A Sampling of Organic Breweries and Beers

Organic Breweries

  • Asher Brewing Co. | Boulder, CO
  • Bison Brewing Co. | Berkeley, CA
  • Butte Creek Brewing Co. | Ukiah, CA
  • Eel River Brewing Co. | Fortuna, CA
  • Hopworks Urban Brewery | Portland, OR
  • Laurelwood Public House and Brewery | Portland, OR
  • Pisgah Brewing Co. | Black Mountain, NC
  • Roots Organic Brewing Co. | Portland, OR
  • Thirsty Bear Brewing Co. | San Francisco, CA

Breweries with Organic Beers

Deschutes Brewery | Bend, OR | Green Lakes Organic Elliott Bay Brewing Co. | Seattle, WA | 10+ Fish Brewing Co. | Olympia, WA | Organic Amber Ale, Organic IPA, Organic Pale Ale Lakefront Brewery | Milwaukee, WI | Lakefront Organic ESB Oakshire Brewing Co. | Eugene, OR | Mud Puddle, Subtext Organic PNW Red Ale Redrock Brewing Co. | Salt Lake City, UT | Organic Zwekielbier, Organic Pale Ale Utah Brewers Cooperative | Salt Lake City, UT | Squatters Organic Amber Ale

Whether or not you drink organic beer, I think we can all agree that organic is a noble direction. With the many different beer styles out there, organic beers can either be your sole style (or ‘soul’ style!), or just another type of beer you drink. Regardless, let’s give a big round of “O”-plause for the efforts of organic breweries and beers! Do you have any favorite organic breweries or U.S. organic beers not listed above? Please share with us below!

Brittany Dern

Brittany’s craft beer life began about four years ago, when she started working at a brewpub in downtown Boulder, Colorado. Several years later she took an internship at the Brewers Association, in the Craft Beer Program, and started working at Asher Brewing Company in the tap room and as a marketing assistant. After the internship, she took a Sales & Marketing position at Drake’s Brewing Company in San Leandro, California. She is currently studying to become a Certified Beer Server, and has plans to pursue a Certified Cicerone Certification and Beer Judge Certification. is fully dedicated to small and independent U.S. breweries.

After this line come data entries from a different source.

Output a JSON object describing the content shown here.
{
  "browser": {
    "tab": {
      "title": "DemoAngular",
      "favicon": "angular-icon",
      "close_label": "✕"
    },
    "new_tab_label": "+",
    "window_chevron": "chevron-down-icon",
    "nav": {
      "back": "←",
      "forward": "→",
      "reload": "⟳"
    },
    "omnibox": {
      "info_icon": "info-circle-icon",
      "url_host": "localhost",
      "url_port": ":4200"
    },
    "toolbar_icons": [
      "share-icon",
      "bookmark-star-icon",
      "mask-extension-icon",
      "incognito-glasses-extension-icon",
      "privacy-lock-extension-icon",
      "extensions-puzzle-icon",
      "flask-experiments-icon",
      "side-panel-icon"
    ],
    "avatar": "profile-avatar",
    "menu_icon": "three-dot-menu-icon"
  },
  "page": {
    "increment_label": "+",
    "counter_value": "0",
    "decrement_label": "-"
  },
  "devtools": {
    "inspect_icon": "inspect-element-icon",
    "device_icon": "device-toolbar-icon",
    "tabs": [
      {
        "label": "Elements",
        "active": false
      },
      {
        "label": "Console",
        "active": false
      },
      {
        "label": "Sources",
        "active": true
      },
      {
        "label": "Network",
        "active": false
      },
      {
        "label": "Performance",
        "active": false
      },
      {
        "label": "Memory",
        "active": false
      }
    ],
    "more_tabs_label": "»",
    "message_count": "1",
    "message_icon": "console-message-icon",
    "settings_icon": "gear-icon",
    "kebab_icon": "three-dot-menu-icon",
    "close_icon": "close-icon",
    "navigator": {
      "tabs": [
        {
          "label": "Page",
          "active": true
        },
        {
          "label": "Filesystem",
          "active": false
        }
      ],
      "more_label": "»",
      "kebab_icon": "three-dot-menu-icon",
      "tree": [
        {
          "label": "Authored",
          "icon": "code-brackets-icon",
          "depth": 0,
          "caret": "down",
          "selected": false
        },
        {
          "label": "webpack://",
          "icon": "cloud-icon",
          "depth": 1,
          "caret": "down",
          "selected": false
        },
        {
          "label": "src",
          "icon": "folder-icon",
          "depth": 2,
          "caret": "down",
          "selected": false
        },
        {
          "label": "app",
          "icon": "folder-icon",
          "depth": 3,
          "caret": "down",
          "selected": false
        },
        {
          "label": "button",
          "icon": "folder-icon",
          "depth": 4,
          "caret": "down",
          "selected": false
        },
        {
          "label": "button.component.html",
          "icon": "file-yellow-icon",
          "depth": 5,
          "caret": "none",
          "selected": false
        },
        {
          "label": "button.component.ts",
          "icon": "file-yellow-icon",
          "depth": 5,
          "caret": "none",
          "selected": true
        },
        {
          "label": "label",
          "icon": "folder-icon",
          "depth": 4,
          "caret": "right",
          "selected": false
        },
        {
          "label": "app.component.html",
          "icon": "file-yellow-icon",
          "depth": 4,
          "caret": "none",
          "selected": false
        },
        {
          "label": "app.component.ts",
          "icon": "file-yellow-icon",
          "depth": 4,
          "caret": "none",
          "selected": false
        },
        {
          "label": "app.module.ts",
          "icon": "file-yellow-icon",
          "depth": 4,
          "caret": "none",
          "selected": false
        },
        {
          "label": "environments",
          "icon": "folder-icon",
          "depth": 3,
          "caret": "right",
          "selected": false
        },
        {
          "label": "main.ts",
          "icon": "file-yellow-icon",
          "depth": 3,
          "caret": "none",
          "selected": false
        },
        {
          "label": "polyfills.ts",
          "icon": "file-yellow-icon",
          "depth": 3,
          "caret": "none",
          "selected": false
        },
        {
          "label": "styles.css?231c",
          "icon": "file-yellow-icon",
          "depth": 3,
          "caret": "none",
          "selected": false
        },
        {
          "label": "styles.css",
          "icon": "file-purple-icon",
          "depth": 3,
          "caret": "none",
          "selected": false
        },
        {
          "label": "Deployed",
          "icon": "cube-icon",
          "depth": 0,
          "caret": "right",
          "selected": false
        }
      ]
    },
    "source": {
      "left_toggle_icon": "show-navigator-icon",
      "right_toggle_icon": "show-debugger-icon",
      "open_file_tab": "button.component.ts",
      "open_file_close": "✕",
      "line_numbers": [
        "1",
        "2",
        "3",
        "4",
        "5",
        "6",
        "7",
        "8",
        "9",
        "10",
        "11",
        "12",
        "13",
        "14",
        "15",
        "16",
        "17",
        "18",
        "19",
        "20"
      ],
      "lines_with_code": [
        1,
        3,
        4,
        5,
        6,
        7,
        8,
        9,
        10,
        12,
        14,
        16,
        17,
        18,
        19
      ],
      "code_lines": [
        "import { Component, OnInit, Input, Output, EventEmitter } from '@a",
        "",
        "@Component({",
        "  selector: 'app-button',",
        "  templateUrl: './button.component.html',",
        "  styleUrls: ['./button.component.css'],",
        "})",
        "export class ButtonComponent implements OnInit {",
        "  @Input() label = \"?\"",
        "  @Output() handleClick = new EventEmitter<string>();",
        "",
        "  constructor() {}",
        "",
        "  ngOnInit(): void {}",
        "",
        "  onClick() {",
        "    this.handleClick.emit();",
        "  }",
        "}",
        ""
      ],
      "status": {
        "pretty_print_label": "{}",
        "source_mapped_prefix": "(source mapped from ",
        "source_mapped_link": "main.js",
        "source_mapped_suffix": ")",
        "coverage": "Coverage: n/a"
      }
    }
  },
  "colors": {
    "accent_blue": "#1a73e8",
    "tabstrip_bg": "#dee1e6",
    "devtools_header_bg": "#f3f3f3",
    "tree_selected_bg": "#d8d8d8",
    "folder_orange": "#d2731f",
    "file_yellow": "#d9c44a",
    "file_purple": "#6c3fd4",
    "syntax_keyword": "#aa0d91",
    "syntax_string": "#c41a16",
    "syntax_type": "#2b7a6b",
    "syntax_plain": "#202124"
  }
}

We are published by the Brewers Association, the not-for-profit trade group dedicated to promoting and protecting America’s small and independent craft brewers. Stories and opinions shared on do not imply endorsement by or positions taken by the Brewers Association or its members.